-Secularism as a feature of the withdrawal of religious rituals and beliefs from the public sphere
-Secularism as a feature of withdrawal of religion from the private sphere
These three different cases are not necessarily linked but are rather separate and vary according to context even in the western world and within the varied European context itself. Each of these three cases or phenomena has its own conditional reasons and defining factors. It is true that the separation between the church and state is a general phenomenon including all western countries. However, in some countries this separation did not necessarily imply the withdrawal of religious feelings or rituals or their restriction to individual consciousness.
In some countries such as Spain, the church combated political and the cultural modernity which led to the retreat of religion from the public sphere. In other places, such as Poland, the Church played a pivotal role in fighting despotism, therefore became a forum of enlightenment for civil society and witnessed a clear religious revival.
Moreover, there is a great difference between the Protestant Church, which played a major role in advancing secularism by coexisting with the consecutive modernist waves, and the Catholic Church in Southern Europe, which had great difficulty accepting and absorbing modernist values and concepts.
If we apply what is said above to the Islamic situation, we would conclude that the dominant positions rarely realize these small differences. They usually reduce the whole matter of the definition of secularism to the separation of religion and state. Meanwhile, you have a less dominant position of the Egyptian intellectual Abdul Wahab Al Messeiri, which regards secularism as the exclusion of religion and the de-sanctification of the public human sphere. In the former approach, the focus is on legal and legislative dimensions, whilst in the latter, it is more on cultural and doctrinal dimensions.

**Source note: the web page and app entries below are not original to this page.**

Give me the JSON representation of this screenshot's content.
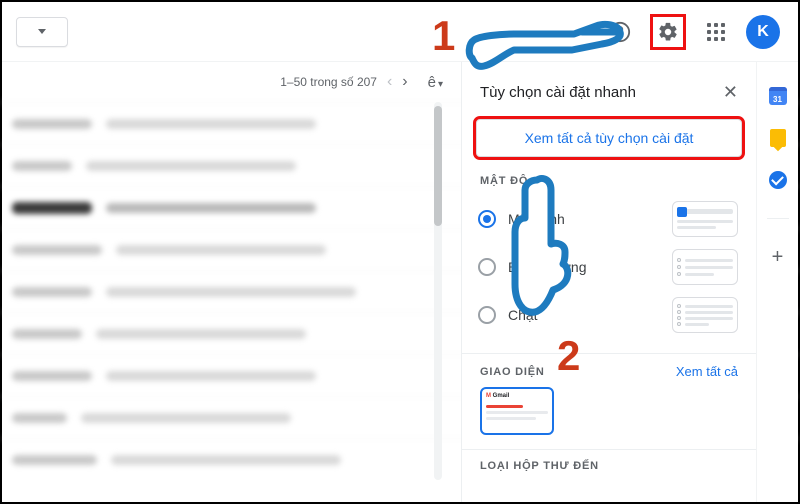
{
  "header": {
    "avatar_letter": "K"
  },
  "toolbar": {
    "page_count": "1–50 trong số 207",
    "lang_btn": "ê"
  },
  "panel": {
    "title": "Tùy chọn cài đặt nhanh",
    "see_all": "Xem tất cả tùy chọn cài đặt",
    "density_title": "MẬT ĐỘ",
    "density_options": [
      "Mặc định",
      "Bình thường",
      "Chật"
    ],
    "theme_title": "GIAO DIỆN",
    "see_all_link": "Xem tất cả",
    "inbox_title": "LOẠI HỘP THƯ ĐẾN"
  },
  "annotations": {
    "one": "1",
    "two": "2"
  },
  "rail": {
    "calendar_day": "31"
  }
}
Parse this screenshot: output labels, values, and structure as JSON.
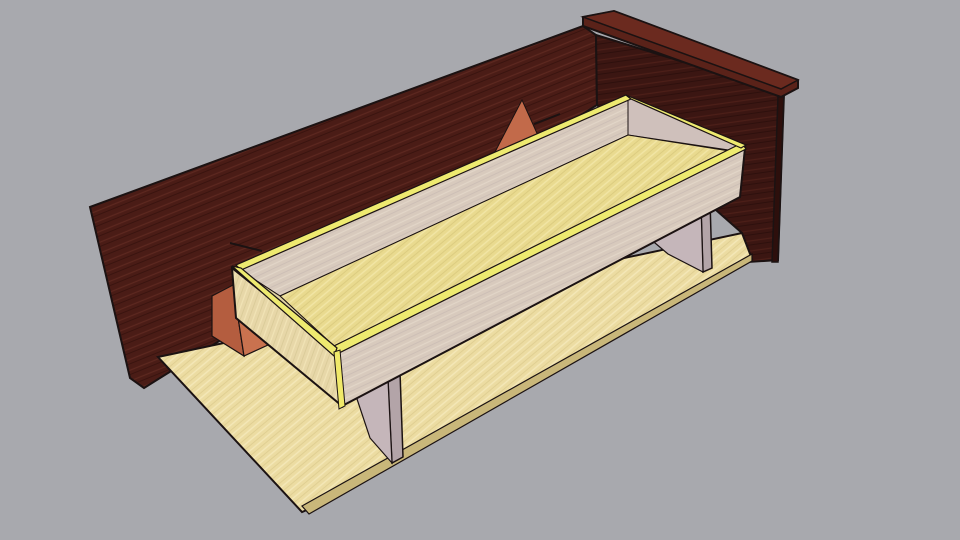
{
  "scene": {
    "subject": "3d-wooden-box-model-render",
    "colors": {
      "background": "#a8a9ae",
      "back_panel": "#4a1c16",
      "back_panel_dark": "#2d0f0c",
      "base_board": "#ecdca2",
      "tray_floor": "#e6d78e",
      "tray_walls": "#d7c9bd",
      "tray_rim": "#eeea70",
      "support": "#c2b3b7",
      "wedge": "#c26a4a",
      "edge": "#1b1212"
    }
  }
}
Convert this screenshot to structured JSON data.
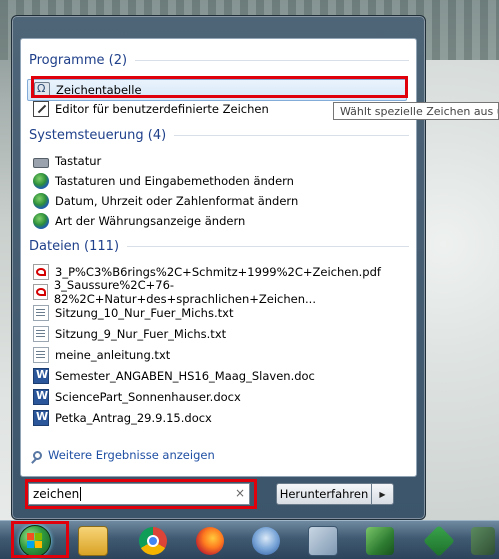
{
  "programs": {
    "header": "Programme (2)",
    "items": [
      {
        "label": "Zeichentabelle",
        "icon": "character-map-icon",
        "selected": true
      },
      {
        "label": "Editor für benutzerdefinierte Zeichen",
        "icon": "private-character-editor-icon"
      }
    ]
  },
  "control_panel": {
    "header": "Systemsteuerung (4)",
    "items": [
      {
        "label": "Tastatur",
        "icon": "keyboard-icon"
      },
      {
        "label": "Tastaturen und Eingabemethoden ändern",
        "icon": "globe-icon"
      },
      {
        "label": "Datum, Uhrzeit oder Zahlenformat ändern",
        "icon": "globe-icon"
      },
      {
        "label": "Art der Währungsanzeige ändern",
        "icon": "globe-icon"
      }
    ]
  },
  "files": {
    "header": "Dateien (111)",
    "items": [
      {
        "label": "3_P%C3%B6rings%2C+Schmitz+1999%2C+Zeichen.pdf",
        "icon": "pdf-icon"
      },
      {
        "label": "3_Saussure%2C+76-82%2C+Natur+des+sprachlichen+Zeichen...",
        "icon": "pdf-icon"
      },
      {
        "label": "Sitzung_10_Nur_Fuer_Michs.txt",
        "icon": "text-file-icon"
      },
      {
        "label": "Sitzung_9_Nur_Fuer_Michs.txt",
        "icon": "text-file-icon"
      },
      {
        "label": "meine_anleitung.txt",
        "icon": "text-file-icon"
      },
      {
        "label": "Semester_ANGABEN_HS16_Maag_Slaven.doc",
        "icon": "word-doc-icon"
      },
      {
        "label": "SciencePart_Sonnenhauser.docx",
        "icon": "word-doc-icon"
      },
      {
        "label": "Petka_Antrag_29.9.15.docx",
        "icon": "word-doc-icon"
      }
    ]
  },
  "more_results": "Weitere Ergebnisse anzeigen",
  "search": {
    "value": "zeichen",
    "clear_symbol": "×"
  },
  "shutdown": {
    "label": "Herunterfahren",
    "arrow": "▶"
  },
  "tooltip": "Wählt spezielle Zeichen aus und",
  "colors": {
    "highlight": "#e0000b",
    "section_header": "#1e3f8a",
    "link": "#1f4fa3"
  },
  "taskbar": {
    "items": [
      "start-orb-icon",
      "windows-explorer-icon",
      "chrome-icon",
      "firefox-icon",
      "thunderbird-icon",
      "network-icon",
      "security-icon",
      "vim-icon",
      "app-icon"
    ]
  }
}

Through objective analysis of the religious-political conditions in Islamic countries, we could clearly observe that Arab societies have only experienced intellectual and social secularization in marginal proportions. This means that the rate of religious practice has remained the highest in the world just as social religious practices always find root and support in public life.
Furthermore, despite the perception of many Islamist currents, the talk about political secularism in the Arab world needs further verification. The majority of Arab constitutions declare that Islam is the religion of the state and that it is the main source of legislation or one of the main sources of legislation. The state usually takes on the role of protecting religious institutions and practices. This poses two problems for Islamists: the first is related to the religious legitimacy of this state, and the second is related to the relationship between the religious institution and the political institution.

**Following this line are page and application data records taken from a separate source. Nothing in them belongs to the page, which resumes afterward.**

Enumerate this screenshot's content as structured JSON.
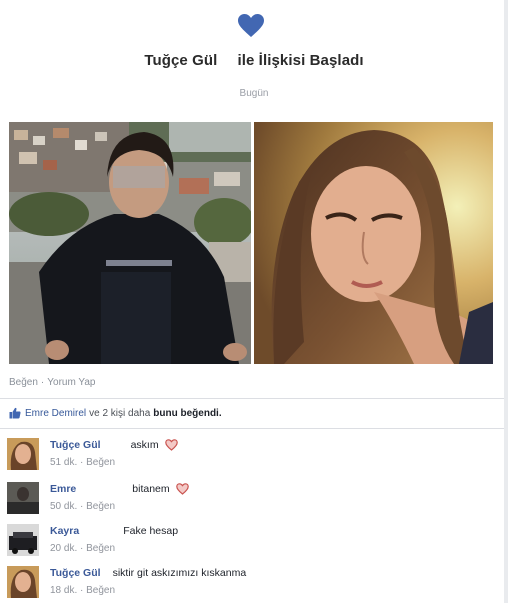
{
  "post": {
    "title_name": "Tuğçe Gül",
    "title_rest": "ile İlişkisi Başladı",
    "date": "Bugün",
    "actions": {
      "like": "Beğen",
      "separator": "·",
      "comment": "Yorum Yap"
    }
  },
  "likes": {
    "name": "Emre Demirel",
    "middle": "ve 2 kişi daha",
    "end": "bunu beğendi."
  },
  "comments": [
    {
      "name": "Tuğçe Gül",
      "text": "askım",
      "time": "51 dk.",
      "like": "Beğen",
      "heart": true
    },
    {
      "name": "Emre",
      "text": "bitanem",
      "time": "50 dk.",
      "like": "Beğen",
      "heart": true
    },
    {
      "name": "Kayra",
      "text": "Fake hesap",
      "time": "20 dk.",
      "like": "Beğen",
      "heart": false
    },
    {
      "name": "Tuğçe Gül",
      "text": "siktir git askızımızı kıskanma",
      "time": "18 dk.",
      "like": "Beğen",
      "heart": false
    }
  ],
  "colors": {
    "heart": "#3b5998",
    "link": "#3b5998",
    "muted": "#90949c"
  },
  "icons": {
    "top": "heart-icon",
    "like": "thumbs-up-icon",
    "comment_heart": "heart-icon"
  }
}
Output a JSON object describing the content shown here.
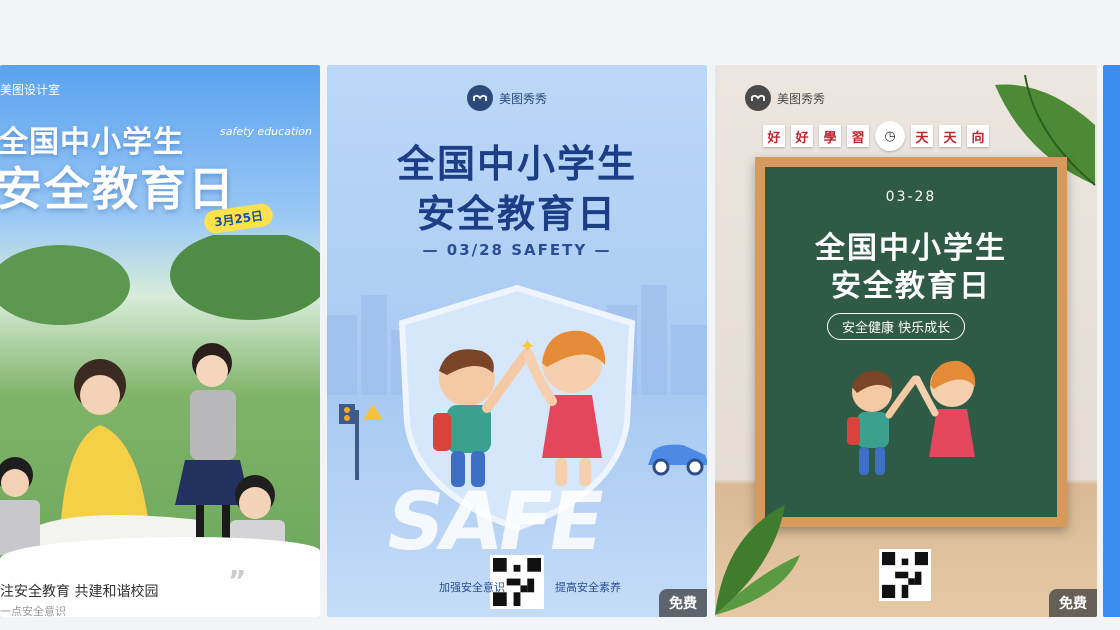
{
  "cards": [
    {
      "studio": "美图设计室",
      "title_line1": "全国中小学生",
      "title_line2": "安全教育日",
      "english": "safety education",
      "date_tag": "3月25日",
      "bottom_line1": "注安全教育  共建和谐校园",
      "bottom_line2": "一点安全意识"
    },
    {
      "brand": "美图秀秀",
      "title_line1": "全国中小学生",
      "title_line2": "安全教育日",
      "subtitle": "— 03/28 SAFETY —",
      "safe_word": "SAFE",
      "left_caption": "加强安全意识",
      "right_caption": "提高安全素养",
      "badge": "免费"
    },
    {
      "brand": "美图秀秀",
      "motto": [
        "好",
        "好",
        "學",
        "習",
        "天",
        "天",
        "向"
      ],
      "date": "03-28",
      "title_line1": "全国中小学生",
      "title_line2": "安全教育日",
      "slogan": "安全健康 快乐成长",
      "badge": "免费"
    }
  ],
  "colors": {
    "accent_blue": "#1d3d86",
    "board_green": "#2f5a45",
    "badge_bg": "#3c3c3c"
  }
}
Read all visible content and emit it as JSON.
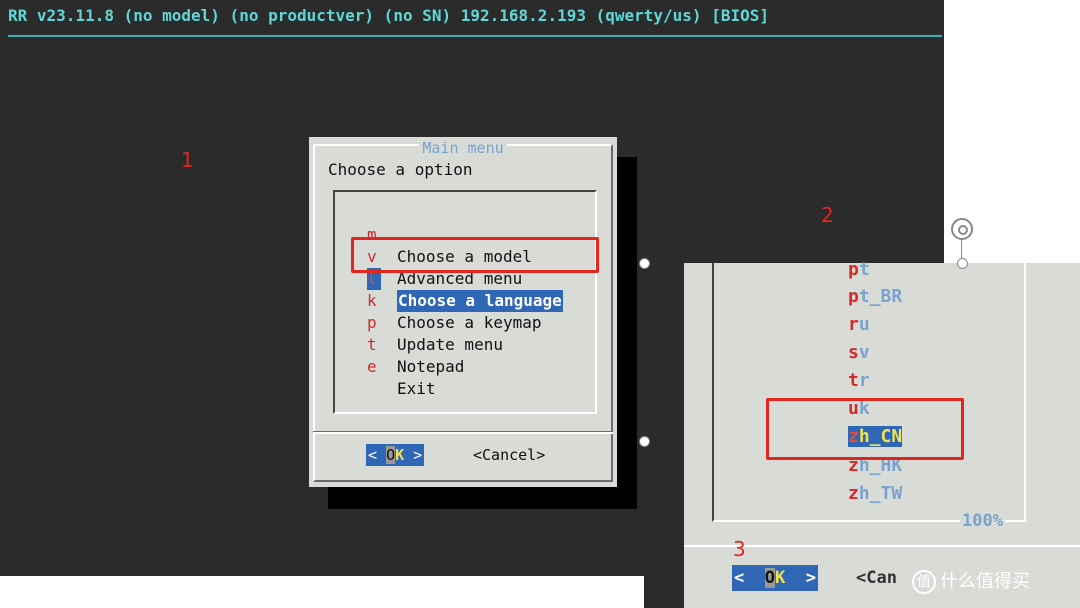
{
  "terminal": {
    "title": "RR v23.11.8 (no model) (no productver) (no SN) 192.168.2.193 (qwerty/us) [BIOS]"
  },
  "annotations": {
    "step1": "1",
    "step2": "2",
    "step3": "3"
  },
  "main_menu": {
    "title": "Main menu",
    "prompt": "Choose a option",
    "items": [
      {
        "key": "m",
        "label": "Choose a model"
      },
      {
        "key": "v",
        "label": "Advanced menu"
      },
      {
        "key": "l",
        "label": "Choose a language",
        "selected": true
      },
      {
        "key": "k",
        "label": "Choose a keymap"
      },
      {
        "key": "p",
        "label": "Update menu"
      },
      {
        "key": "t",
        "label": "Notepad"
      },
      {
        "key": "e",
        "label": "Exit"
      }
    ],
    "ok_label": {
      "left": "<",
      "cursor": "O",
      "hot": "K",
      "right": ">"
    },
    "cancel_label": "<Cancel>"
  },
  "language_menu": {
    "items": [
      {
        "first": "p",
        "rest": "t"
      },
      {
        "first": "p",
        "rest": "t_BR"
      },
      {
        "first": "r",
        "rest": "u"
      },
      {
        "first": "s",
        "rest": "v"
      },
      {
        "first": "t",
        "rest": "r"
      },
      {
        "first": "u",
        "rest": "k"
      },
      {
        "first": "z",
        "rest": "h_CN",
        "selected": true
      },
      {
        "first": "z",
        "rest": "h_HK"
      },
      {
        "first": "z",
        "rest": "h_TW"
      }
    ],
    "scroll_percent": "100%",
    "ok_label": {
      "left": "<",
      "cursor": "O",
      "hot": "K",
      "right": ">"
    },
    "cancel_label": "<Can"
  },
  "watermark": {
    "badge": "值",
    "text": "什么值得买"
  },
  "colors": {
    "terminal_bg": "#2b2b2b",
    "title_cyan": "#5fd7d7",
    "dialog_bg": "#d8dbd6",
    "selection_blue": "#2f66b6",
    "hotkey_red": "#d62a2a",
    "highlight_red": "#e3251f"
  }
}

Concerning the first problem, we should remember that political Islam has oscillated between withdrawing the Islamic definition from the state under the pretense that it has no religious frame of reference, and accepting it as a political entity that maintains the nation even if not completely legitimate.
As for separation between the religious institution and the political institution that has become a fact of the Islamic experience since its inception, this is understood in different conditions today in light of the confrontation between the state and Islamists who in the end belong to modern apparatus of the political and civil activities. In a recent study Gilles Keppel, the French political scientist, showed that the Islamic currents ascertain rather than deny the separation of the political rationale that does not contradict religion, and the political doctrinal sphere of affiliations to which political Islam belongs.
In other words, what we are seeing now, is the transformation of Islamic currents in the public eye into political groups that play a mobilizing ideological role through the pattern of collective religiosity. Nevertheless, they are unable to inherit fully the roles of the traditional Islamic religious institutions (religious endowments, edicts, and education) which constituted the pillars of the religious and cultural existence of the nation. Clearly, the groups that ask for the right of political participation find themselves forced to recognize implicitly the legitimacy of the system that they oppose and accept the division of religious roles in a non-monopolized manner.
Therefore, these groups with their organization and strategy of resistance are following the method of political secularism by being incorporated in the politics of a modern nation state, which is based on the distinction between religious awareness and everyday life.